- About this task
Set down the full data below exactly as given, please.

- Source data
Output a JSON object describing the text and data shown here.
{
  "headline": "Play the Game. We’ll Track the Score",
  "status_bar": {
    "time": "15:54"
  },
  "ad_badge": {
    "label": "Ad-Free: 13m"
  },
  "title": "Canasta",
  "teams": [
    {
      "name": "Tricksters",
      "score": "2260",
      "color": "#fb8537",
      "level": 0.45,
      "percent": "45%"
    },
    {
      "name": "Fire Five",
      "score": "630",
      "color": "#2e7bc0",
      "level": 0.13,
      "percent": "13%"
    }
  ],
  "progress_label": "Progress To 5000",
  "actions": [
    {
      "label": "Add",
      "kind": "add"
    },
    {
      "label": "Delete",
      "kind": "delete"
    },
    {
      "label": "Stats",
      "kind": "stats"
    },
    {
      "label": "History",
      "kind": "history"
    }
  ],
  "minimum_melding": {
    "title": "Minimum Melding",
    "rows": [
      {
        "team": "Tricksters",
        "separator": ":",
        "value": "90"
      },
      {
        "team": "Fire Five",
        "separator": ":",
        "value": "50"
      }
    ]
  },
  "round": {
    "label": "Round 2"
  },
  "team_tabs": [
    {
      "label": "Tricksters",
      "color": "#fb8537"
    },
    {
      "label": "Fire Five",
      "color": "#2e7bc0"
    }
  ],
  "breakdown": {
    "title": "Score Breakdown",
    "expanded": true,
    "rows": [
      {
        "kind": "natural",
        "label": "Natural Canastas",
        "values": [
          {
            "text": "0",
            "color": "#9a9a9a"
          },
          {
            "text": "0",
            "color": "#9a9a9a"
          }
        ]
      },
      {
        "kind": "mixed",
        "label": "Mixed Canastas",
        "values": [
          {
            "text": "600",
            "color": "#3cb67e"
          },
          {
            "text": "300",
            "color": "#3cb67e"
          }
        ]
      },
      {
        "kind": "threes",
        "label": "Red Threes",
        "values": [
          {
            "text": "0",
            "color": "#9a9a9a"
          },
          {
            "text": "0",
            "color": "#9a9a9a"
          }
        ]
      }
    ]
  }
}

- Response below
Output a JSON object describing the text and data shown here.
{
  "headline": "Play the Game. We’ll Track the Score",
  "status_bar": {
    "time": "15:54"
  },
  "ad_badge": {
    "label": "Ad-Free: 13m"
  },
  "title": "Canasta",
  "teams": [
    {
      "name": "Tricksters",
      "score": "2260",
      "color": "#fb8537",
      "level": 0.45,
      "percent": "45%"
    },
    {
      "name": "Fire Five",
      "score": "630",
      "color": "#2e7bc0",
      "level": 0.13,
      "percent": "13%"
    }
  ],
  "progress_label": "Progress To 5000",
  "actions": [
    {
      "label": "Add",
      "kind": "add"
    },
    {
      "label": "Delete",
      "kind": "delete"
    },
    {
      "label": "Stats",
      "kind": "stats"
    },
    {
      "label": "History",
      "kind": "history"
    }
  ],
  "minimum_melding": {
    "title": "Minimum Melding",
    "rows": [
      {
        "team": "Tricksters",
        "separator": ":",
        "value": "90"
      },
      {
        "team": "Fire Five",
        "separator": ":",
        "value": "50"
      }
    ]
  },
  "round": {
    "label": "Round 2"
  },
  "team_tabs": [
    {
      "label": "Tricksters",
      "color": "#fb8537"
    },
    {
      "label": "Fire Five",
      "color": "#2e7bc0"
    }
  ],
  "breakdown": {
    "title": "Score Breakdown",
    "expanded": true,
    "rows": [
      {
        "kind": "natural",
        "label": "Natural Canastas",
        "values": [
          {
            "text": "0",
            "color": "#9a9a9a"
          },
          {
            "text": "0",
            "color": "#9a9a9a"
          }
        ]
      },
      {
        "kind": "mixed",
        "label": "Mixed Canastas",
        "values": [
          {
            "text": "600",
            "color": "#3cb67e"
          },
          {
            "text": "300",
            "color": "#3cb67e"
          }
        ]
      },
      {
        "kind": "threes",
        "label": "Red Threes",
        "values": [
          {
            "text": "0",
            "color": "#9a9a9a"
          },
          {
            "text": "0",
            "color": "#9a9a9a"
          }
        ]
      }
    ]
  }
}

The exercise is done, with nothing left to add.